Monday, March 18, 2013

' Sir-rring ' - From the eyes of a Law Student.

Hello :)
It's been quite some time since I last wrote, in fact if paid attention then sadly it's almost been more than a year. A year full of surprises, growth, self discovery and dynamism. I graduated happily from school and entered my First Year of a Law School in 2012. Taking up a professional degree doesn't comes easy, rather it requires hours of study and some dedication towards building up a thought of wanting to make a change. Not just this, once you're successfully in a law school, the story doesn't end there in fact it begins from a plethora of protocols that you as a junior need to follow.
One of them being, referring to your seniors as Ma'am's and Sirs which is followed to get all the students accustomed to the tradition of Indian Firms wherein a junior is supposed to be addressing his/her seniors with respect calling them Sir/Ma'am rather than by their last names which is generally a practice of abroad.
It so happened that during my internship at the Superior Court of Rhode Island and Providence Plantations, wherein I was working under an Assistant Justice Judge Procaccini, I by default addressed everyone working in the court as'Sir' and this gave them an impression of me being sugar sweet and polite.
I remember calling a lady Ma'am and she went like 'Honey, I don't think I am old enough to be called Ma'am so stick to my name' and even though I tried my best to comply to her wish, I couldn't help my habit of  'Sirring and Ma'aming' . I without fail, in order to show my respect always addressed the Head of the Clerk's Office as 'Sir' and all his colleagues used to take me to a side and literally go like 'Babe for the love of god, call him Steve and not Sir, not him :P' and even though they wanted me to adjust to their culture comfortably (which I did), but to them this whole British idea of respect was amusing. Whilst that, I was forced to think about the outdated honeycomb complex concept of 'Hierarchy' that is followed in our society or I shall say in some parts of the society. I would've generalized this problem if I hadn't met Mr. Sanjeev Ahuja, (Legal Head at Tata Sky) at an Arbitration Seminar held in Delhi and organised by the Nani Palkhivala Arbitration Center. I was lucky enough to have got to discuss with him the possible future prospects in the field of law since he was a litigant for 15years and opted for the Corporate Sector after that but everytime I said something my sentence would carry a 'Sir' along with it and everytime I did so he would correct me and go like 'Just call me Sanjeev, that's my name and Don't address me as Sir' . Even though I desperately wanted to confirm to his statement but I just couldn't ,so I like an embarrassed stubborn lamb just stuck to the 'Sir principle' with nothing more and nothing less to offer.

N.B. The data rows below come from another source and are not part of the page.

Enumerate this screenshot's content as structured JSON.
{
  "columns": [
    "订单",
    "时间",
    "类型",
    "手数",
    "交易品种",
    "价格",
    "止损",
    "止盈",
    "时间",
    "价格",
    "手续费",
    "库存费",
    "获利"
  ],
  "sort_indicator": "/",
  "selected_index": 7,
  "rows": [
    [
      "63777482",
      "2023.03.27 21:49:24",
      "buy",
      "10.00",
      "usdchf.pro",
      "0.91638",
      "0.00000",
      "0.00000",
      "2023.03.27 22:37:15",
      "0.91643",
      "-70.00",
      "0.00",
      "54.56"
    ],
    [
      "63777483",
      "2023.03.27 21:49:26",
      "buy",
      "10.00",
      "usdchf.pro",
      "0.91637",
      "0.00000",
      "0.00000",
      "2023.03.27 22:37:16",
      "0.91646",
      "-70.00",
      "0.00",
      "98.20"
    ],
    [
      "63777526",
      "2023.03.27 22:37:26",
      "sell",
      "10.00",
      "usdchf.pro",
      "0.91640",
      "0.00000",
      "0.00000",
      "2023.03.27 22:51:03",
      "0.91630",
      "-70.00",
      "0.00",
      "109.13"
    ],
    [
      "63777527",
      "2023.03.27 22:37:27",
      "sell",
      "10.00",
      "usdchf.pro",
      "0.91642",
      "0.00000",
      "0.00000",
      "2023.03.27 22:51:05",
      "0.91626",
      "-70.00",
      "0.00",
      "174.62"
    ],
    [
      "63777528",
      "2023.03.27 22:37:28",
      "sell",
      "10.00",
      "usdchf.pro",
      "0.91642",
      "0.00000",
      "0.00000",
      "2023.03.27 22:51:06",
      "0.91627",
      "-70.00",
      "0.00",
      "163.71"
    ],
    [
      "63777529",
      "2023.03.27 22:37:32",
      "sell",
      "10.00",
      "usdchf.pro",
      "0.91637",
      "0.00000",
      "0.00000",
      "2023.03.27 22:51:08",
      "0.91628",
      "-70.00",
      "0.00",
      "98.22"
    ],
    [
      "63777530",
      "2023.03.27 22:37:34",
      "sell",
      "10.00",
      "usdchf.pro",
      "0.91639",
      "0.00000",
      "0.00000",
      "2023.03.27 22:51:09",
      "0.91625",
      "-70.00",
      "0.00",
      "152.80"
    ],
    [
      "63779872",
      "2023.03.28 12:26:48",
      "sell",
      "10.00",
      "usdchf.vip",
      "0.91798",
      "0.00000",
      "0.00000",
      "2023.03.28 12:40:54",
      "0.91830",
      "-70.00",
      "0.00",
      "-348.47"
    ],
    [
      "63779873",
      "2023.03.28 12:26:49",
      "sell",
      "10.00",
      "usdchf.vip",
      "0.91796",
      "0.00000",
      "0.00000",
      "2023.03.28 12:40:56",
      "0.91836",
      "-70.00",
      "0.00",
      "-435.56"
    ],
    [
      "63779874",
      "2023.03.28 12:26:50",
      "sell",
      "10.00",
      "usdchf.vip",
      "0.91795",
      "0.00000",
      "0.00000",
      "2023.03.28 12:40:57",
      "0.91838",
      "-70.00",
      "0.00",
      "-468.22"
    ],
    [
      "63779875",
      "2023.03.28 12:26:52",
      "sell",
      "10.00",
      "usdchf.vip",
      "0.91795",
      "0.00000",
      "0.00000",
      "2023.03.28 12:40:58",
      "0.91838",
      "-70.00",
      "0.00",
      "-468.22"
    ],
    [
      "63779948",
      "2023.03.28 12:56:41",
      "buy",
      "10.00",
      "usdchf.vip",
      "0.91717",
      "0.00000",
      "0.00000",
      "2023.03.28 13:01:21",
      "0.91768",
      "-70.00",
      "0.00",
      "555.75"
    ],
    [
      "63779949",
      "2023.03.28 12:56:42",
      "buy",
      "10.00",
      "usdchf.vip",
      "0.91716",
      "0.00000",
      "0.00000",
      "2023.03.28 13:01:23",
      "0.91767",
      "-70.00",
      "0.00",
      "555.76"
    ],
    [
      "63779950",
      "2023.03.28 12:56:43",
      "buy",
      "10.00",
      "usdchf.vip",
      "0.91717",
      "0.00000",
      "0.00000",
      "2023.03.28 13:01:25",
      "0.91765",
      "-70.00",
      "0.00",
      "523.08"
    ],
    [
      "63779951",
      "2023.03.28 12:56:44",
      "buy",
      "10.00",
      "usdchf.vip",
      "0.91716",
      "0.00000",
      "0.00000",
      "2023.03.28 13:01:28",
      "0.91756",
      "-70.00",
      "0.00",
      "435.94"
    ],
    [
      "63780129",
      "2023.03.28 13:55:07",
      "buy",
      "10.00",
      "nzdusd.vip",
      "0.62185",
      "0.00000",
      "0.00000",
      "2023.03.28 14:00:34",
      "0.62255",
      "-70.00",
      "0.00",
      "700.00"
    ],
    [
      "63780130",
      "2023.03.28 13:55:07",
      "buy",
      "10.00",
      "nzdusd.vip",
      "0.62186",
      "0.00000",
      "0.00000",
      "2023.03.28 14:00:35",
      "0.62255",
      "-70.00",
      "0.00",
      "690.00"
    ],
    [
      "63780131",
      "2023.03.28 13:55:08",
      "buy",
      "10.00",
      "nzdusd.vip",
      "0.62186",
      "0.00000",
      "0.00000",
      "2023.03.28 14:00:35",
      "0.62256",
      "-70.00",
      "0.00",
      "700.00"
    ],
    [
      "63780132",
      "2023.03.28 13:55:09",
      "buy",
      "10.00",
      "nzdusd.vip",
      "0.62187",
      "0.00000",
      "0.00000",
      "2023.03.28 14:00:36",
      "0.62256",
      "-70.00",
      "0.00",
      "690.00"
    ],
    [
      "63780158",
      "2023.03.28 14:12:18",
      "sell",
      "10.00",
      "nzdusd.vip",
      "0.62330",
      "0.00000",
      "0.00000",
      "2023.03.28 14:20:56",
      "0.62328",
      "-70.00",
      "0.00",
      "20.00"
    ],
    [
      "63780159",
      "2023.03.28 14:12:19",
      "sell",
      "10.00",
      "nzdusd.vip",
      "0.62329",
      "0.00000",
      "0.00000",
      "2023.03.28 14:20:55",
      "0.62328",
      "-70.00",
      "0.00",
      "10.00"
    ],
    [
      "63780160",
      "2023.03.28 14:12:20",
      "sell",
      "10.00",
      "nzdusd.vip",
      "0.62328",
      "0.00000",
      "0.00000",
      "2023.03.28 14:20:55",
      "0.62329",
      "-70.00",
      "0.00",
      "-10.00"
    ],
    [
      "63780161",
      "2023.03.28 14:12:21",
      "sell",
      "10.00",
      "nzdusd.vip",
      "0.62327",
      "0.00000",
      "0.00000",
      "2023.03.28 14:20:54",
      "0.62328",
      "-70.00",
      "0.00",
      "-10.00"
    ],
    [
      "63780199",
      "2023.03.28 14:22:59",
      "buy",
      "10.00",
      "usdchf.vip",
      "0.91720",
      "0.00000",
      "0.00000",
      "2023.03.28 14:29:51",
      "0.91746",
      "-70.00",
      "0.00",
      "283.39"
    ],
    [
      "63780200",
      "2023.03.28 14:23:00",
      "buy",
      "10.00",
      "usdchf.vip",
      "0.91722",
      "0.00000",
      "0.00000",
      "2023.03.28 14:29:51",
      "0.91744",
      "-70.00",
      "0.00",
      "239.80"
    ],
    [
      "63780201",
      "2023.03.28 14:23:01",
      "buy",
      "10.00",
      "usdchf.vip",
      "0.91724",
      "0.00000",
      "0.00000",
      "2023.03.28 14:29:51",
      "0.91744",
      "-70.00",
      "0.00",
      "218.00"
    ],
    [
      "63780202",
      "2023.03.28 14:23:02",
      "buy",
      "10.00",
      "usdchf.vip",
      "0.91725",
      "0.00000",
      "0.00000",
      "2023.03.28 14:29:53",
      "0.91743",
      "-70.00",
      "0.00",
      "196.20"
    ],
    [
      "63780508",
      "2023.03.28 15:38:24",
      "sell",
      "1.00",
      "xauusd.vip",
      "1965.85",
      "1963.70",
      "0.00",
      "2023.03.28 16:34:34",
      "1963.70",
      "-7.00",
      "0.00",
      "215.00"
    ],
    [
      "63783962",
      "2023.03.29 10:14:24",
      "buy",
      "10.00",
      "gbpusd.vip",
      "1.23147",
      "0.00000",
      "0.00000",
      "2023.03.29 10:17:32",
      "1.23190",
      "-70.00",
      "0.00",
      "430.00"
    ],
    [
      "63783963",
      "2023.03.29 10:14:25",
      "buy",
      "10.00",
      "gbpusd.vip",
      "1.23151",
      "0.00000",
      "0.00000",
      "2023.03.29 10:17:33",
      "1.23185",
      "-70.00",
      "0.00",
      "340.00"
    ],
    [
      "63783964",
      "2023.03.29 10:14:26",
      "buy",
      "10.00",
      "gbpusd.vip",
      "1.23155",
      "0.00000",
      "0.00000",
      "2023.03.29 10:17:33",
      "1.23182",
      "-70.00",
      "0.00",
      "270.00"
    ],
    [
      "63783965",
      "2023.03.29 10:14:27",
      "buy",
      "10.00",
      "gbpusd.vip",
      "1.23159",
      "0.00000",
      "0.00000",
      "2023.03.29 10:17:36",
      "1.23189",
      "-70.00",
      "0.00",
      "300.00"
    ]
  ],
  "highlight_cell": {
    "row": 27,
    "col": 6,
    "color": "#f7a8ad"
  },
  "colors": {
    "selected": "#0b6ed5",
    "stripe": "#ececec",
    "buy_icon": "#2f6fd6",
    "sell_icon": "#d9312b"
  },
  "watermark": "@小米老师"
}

In my point of view, there isn't a problem with the system of  "Sir/Ma'am's" but there is a glitch in the way we exploit it.
Needless to say, the world is changing at a pace more than the speed of light and according to me 'adaptability' to it's ways whilst in tandem with one's beliefs can help one enjoy every sip of it.